Find each line in the records below that contains the word "price", and copy it out.

= Beginning of Section =

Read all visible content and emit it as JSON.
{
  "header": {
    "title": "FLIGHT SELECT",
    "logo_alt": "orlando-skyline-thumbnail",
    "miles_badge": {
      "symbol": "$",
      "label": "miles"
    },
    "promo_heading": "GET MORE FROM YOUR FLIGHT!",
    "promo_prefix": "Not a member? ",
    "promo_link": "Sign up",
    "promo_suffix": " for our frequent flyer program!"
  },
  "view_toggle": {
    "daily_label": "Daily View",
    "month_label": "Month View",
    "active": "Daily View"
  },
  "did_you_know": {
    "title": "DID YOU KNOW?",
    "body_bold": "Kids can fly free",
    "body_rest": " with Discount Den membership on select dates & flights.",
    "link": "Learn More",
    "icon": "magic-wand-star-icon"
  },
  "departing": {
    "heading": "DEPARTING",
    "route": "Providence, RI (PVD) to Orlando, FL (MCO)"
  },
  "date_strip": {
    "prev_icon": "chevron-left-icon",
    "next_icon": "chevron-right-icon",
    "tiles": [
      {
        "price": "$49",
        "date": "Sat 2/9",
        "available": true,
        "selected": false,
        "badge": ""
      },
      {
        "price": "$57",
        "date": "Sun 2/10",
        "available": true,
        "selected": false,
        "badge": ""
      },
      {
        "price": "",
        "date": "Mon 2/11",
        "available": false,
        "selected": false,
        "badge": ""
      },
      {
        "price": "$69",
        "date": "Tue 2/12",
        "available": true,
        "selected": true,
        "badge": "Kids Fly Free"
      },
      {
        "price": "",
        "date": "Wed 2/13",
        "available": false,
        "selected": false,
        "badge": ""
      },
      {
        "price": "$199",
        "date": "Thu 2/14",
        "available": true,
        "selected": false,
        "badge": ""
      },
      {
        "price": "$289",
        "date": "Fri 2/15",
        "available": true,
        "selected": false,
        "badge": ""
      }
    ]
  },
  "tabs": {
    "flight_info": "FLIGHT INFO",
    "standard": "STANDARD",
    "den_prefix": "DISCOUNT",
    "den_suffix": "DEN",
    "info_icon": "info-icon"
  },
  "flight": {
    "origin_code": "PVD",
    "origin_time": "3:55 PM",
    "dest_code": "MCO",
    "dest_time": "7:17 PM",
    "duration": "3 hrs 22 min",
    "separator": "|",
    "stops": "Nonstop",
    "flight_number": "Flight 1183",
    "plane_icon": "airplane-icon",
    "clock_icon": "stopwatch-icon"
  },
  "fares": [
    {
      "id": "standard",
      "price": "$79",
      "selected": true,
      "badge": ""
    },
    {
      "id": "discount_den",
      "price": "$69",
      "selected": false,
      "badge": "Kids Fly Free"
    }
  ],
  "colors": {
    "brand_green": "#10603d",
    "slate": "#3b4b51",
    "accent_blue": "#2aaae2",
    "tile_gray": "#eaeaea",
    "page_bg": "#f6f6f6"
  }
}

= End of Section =

Problem solution:
        "price": "$49",
        "price": "$57",
        "price": "",
        "price": "$69",
        "price": "",
        "price": "$199",
        "price": "$289",
      "price": "$79",
      "price": "$69",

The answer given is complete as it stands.